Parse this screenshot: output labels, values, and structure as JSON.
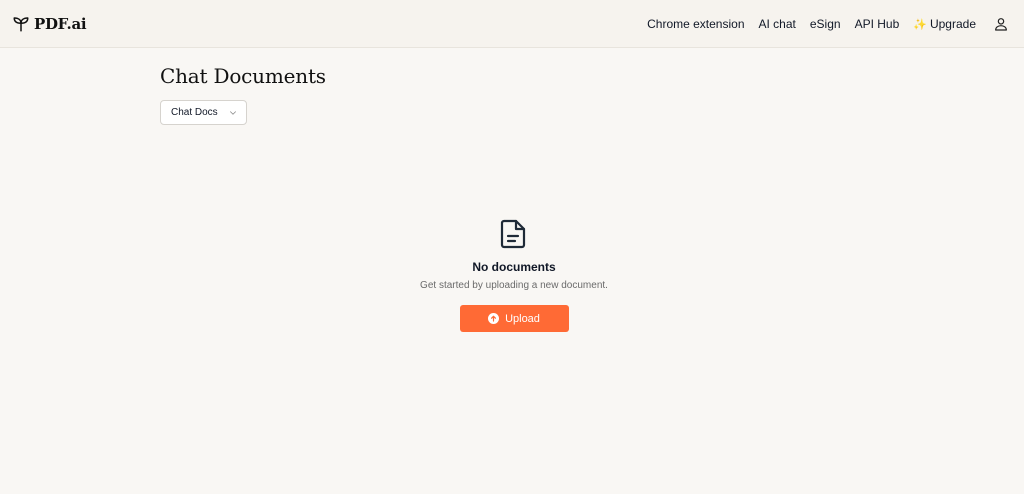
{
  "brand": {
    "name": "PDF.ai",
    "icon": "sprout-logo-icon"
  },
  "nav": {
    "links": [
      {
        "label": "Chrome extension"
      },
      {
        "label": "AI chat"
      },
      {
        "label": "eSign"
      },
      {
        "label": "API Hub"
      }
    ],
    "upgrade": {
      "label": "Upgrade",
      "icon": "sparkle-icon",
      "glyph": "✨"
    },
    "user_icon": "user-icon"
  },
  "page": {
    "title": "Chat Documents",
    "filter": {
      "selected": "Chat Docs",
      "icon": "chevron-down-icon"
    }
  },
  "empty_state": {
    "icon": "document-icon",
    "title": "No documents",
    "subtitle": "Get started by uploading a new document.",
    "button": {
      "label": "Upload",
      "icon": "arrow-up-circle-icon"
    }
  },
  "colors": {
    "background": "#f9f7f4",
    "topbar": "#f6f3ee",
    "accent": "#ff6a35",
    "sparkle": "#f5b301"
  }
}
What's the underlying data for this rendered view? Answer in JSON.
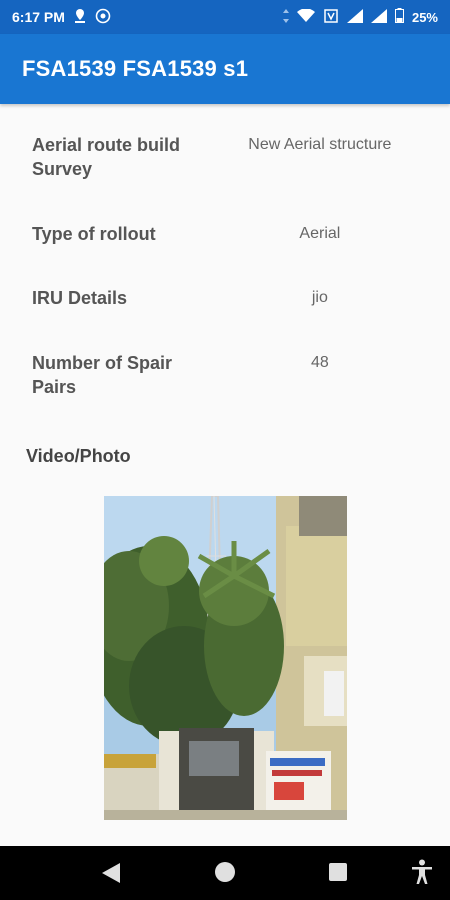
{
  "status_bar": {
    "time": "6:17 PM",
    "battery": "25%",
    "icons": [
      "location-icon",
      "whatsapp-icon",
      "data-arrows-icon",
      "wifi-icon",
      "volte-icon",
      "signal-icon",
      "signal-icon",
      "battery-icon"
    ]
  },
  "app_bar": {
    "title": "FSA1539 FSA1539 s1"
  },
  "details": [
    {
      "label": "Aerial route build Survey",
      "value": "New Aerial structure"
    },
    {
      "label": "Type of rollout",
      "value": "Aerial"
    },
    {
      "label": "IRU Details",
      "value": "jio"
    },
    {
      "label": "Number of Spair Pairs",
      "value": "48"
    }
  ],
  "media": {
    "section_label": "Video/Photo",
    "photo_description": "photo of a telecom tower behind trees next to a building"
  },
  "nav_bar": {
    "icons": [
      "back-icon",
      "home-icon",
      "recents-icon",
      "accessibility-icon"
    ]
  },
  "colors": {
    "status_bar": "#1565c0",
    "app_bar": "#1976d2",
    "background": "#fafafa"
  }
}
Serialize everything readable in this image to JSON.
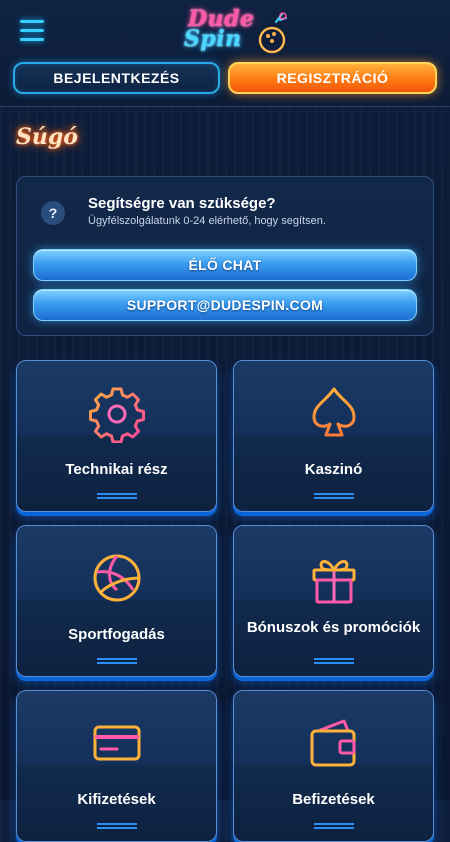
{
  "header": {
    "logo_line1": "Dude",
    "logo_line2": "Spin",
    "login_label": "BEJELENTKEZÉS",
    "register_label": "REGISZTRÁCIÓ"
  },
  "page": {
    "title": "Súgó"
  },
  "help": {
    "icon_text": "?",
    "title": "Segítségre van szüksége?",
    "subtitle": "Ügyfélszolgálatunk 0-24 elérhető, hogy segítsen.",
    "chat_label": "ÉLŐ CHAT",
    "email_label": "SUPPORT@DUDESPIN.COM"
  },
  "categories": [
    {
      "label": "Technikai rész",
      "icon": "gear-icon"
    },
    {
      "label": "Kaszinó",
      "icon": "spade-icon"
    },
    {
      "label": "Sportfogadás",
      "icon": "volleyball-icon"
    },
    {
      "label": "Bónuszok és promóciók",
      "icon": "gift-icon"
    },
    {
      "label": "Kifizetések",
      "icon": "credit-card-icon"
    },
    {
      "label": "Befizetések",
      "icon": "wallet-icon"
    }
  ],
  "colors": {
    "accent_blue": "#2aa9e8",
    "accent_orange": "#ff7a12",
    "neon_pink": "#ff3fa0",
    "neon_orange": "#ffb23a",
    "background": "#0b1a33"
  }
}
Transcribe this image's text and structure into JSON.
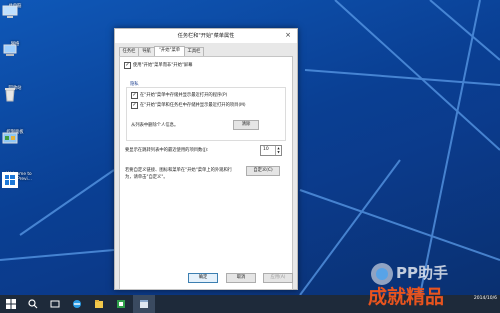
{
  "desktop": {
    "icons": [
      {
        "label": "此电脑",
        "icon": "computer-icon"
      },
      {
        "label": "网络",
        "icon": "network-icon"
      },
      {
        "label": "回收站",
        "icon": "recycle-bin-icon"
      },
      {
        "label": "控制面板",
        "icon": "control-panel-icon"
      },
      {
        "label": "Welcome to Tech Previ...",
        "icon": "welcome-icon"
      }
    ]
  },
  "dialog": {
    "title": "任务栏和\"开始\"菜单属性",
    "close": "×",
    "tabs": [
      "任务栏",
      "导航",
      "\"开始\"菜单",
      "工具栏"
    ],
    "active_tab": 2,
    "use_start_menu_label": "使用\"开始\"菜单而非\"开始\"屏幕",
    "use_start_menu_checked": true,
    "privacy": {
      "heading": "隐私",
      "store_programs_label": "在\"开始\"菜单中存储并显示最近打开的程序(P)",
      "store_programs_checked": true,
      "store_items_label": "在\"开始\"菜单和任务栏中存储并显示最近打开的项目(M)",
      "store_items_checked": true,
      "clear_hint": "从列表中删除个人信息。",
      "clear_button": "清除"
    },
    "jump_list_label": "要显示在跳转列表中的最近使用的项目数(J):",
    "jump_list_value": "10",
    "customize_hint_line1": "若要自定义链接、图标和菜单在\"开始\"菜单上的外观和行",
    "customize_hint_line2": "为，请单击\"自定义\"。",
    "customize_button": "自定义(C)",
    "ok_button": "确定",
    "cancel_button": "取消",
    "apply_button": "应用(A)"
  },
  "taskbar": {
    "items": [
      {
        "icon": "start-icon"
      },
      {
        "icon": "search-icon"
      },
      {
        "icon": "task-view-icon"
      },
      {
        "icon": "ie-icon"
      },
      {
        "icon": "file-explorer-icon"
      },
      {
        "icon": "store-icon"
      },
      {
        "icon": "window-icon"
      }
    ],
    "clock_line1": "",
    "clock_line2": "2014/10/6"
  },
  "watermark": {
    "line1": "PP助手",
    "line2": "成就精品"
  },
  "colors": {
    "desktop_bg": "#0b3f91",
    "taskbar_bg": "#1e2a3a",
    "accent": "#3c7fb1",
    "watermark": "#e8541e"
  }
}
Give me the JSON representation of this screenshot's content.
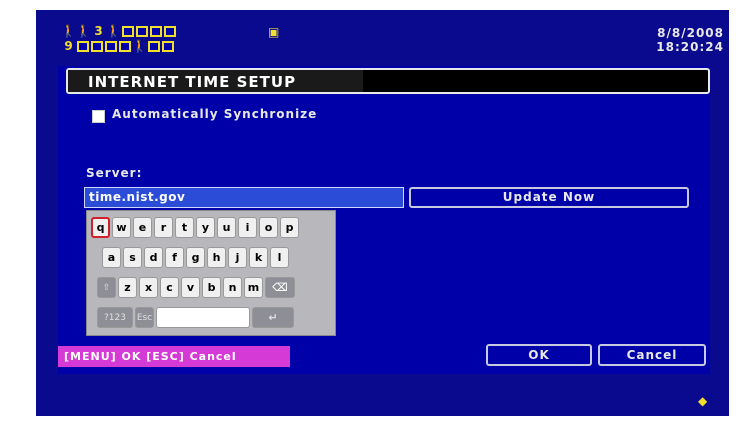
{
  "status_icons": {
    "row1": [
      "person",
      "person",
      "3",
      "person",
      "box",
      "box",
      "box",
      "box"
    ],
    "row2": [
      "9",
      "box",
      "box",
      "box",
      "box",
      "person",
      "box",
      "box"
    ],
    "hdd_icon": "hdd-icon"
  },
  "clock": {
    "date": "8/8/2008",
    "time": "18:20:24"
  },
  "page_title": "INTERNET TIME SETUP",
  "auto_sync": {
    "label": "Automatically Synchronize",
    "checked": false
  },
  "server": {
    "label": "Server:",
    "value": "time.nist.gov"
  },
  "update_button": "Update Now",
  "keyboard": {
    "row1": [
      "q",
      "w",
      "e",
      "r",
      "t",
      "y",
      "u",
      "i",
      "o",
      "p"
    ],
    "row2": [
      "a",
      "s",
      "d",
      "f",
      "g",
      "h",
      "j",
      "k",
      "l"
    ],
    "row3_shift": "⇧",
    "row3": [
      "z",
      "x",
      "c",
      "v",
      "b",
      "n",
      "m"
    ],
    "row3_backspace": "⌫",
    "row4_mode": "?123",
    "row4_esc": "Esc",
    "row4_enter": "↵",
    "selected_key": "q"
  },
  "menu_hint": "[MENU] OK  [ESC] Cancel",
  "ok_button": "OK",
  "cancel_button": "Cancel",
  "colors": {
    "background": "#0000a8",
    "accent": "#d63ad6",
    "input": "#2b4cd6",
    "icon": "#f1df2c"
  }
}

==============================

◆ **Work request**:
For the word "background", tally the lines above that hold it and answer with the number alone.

◆ **Solution to this task**:
4